## THE PROBLEM:
If a line of the data below holds the word "phone", list it.

[Data records]
= = = = =

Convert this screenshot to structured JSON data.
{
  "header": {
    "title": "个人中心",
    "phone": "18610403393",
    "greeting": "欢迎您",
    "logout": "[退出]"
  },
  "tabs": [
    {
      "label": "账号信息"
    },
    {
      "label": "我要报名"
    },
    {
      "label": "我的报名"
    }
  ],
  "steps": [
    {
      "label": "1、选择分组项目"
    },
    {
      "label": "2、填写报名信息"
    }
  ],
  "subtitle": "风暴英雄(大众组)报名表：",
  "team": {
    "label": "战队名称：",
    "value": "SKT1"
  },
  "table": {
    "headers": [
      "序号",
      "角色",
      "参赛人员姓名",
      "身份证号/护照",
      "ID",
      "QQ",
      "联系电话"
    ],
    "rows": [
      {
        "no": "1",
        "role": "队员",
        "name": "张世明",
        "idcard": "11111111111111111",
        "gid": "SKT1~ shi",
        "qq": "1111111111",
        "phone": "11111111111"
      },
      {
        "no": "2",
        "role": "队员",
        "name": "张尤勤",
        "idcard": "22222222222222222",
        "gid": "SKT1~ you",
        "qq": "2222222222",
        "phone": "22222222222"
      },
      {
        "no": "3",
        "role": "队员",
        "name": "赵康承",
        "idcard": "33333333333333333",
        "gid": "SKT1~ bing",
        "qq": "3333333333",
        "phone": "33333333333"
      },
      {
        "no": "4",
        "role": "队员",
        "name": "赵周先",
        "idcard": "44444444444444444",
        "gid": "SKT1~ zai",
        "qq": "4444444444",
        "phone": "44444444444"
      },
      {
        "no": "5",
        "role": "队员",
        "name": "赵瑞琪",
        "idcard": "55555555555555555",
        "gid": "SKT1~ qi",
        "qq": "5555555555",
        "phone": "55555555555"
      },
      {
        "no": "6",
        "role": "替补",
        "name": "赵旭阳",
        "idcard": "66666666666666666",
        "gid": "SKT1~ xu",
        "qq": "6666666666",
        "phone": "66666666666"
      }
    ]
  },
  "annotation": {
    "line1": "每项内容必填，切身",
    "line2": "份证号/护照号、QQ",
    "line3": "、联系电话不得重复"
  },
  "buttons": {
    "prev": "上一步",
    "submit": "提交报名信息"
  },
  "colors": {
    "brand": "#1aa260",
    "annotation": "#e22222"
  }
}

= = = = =

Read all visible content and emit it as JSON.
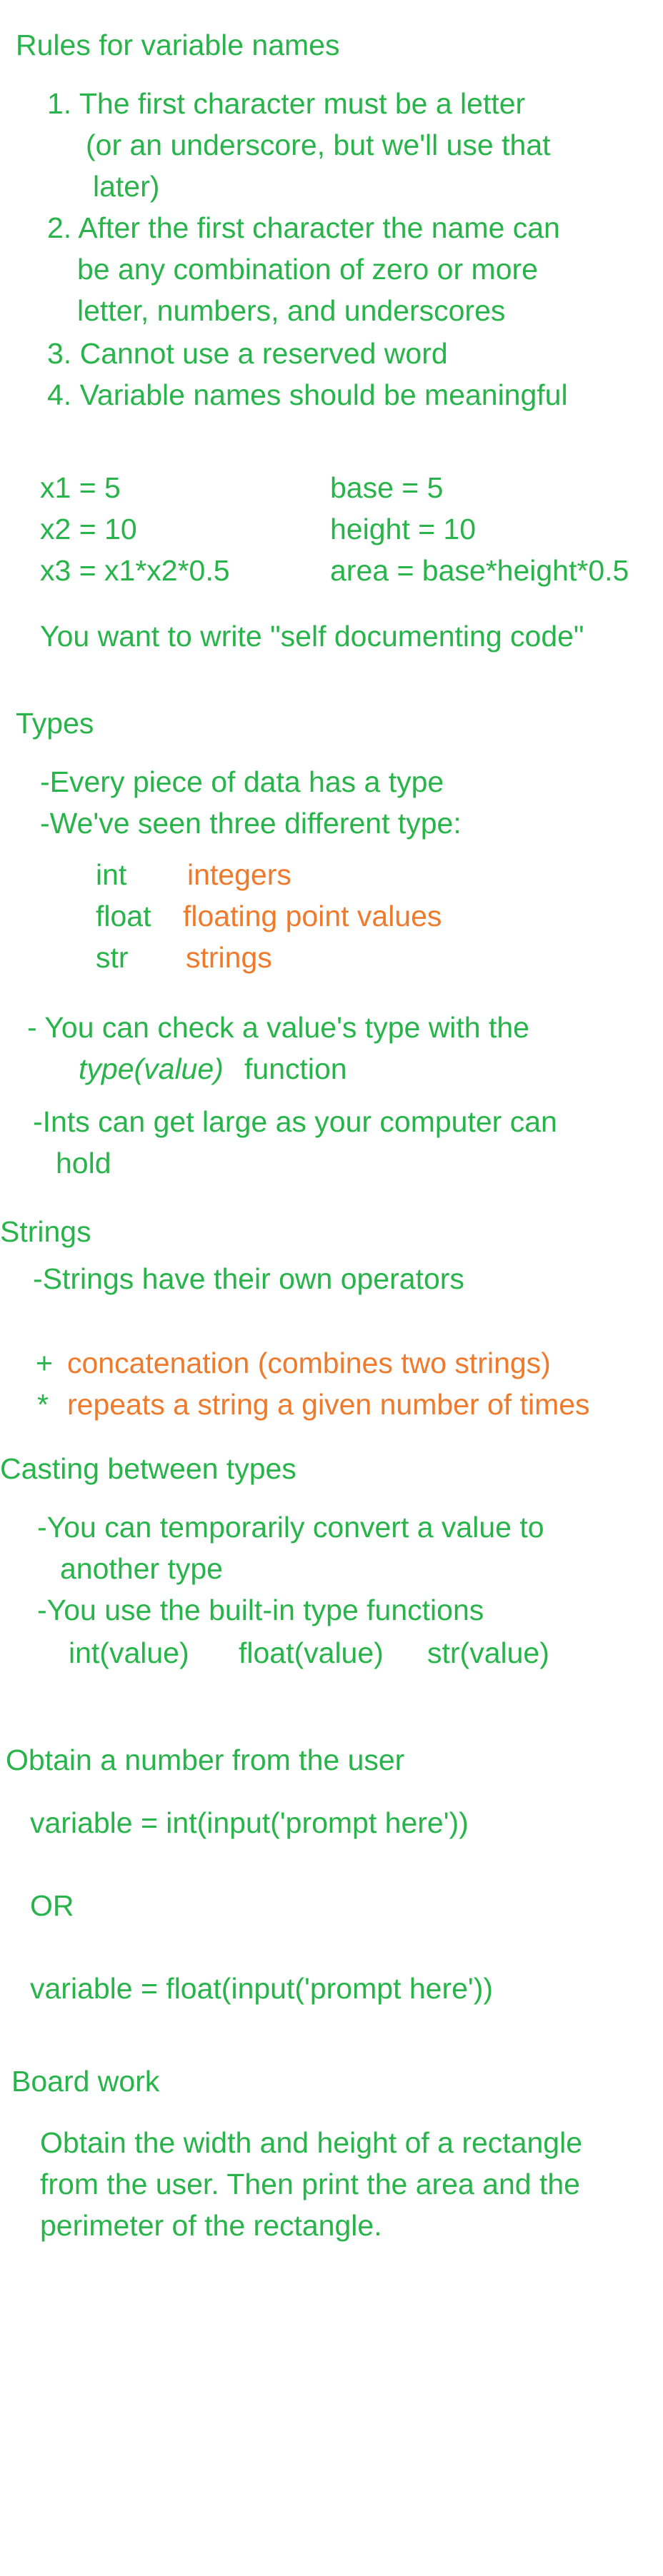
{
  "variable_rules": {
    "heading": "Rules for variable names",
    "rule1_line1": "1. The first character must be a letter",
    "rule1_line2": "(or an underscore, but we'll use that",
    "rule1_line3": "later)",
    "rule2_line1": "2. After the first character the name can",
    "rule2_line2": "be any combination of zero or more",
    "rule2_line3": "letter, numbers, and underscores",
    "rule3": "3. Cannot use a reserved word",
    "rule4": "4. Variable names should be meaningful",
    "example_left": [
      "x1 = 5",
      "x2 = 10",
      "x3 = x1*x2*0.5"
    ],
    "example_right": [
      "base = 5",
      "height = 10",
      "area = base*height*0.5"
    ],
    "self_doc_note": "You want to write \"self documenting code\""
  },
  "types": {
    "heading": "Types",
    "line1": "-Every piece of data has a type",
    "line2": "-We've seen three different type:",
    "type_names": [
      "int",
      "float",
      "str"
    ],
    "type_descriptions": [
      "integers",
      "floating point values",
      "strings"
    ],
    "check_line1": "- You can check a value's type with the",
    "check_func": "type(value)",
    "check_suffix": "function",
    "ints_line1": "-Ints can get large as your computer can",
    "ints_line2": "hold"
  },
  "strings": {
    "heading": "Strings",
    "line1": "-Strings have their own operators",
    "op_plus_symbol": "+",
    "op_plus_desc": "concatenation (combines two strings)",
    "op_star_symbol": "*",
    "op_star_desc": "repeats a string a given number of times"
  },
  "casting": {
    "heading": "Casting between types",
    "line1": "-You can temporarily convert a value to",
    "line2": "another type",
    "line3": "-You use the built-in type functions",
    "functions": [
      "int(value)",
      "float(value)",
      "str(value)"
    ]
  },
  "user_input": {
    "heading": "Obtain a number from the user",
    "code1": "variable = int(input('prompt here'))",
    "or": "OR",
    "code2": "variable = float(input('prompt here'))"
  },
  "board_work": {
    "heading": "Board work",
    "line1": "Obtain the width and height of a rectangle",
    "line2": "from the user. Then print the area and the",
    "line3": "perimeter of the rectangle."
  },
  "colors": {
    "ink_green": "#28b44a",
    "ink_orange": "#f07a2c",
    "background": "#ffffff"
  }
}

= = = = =

## WRITTEN ANSWER:
    "phone": "18610403393",
        "phone": "11111111111"
        "phone": "22222222222"
        "phone": "33333333333"
        "phone": "44444444444"
        "phone": "55555555555"
        "phone": "66666666666"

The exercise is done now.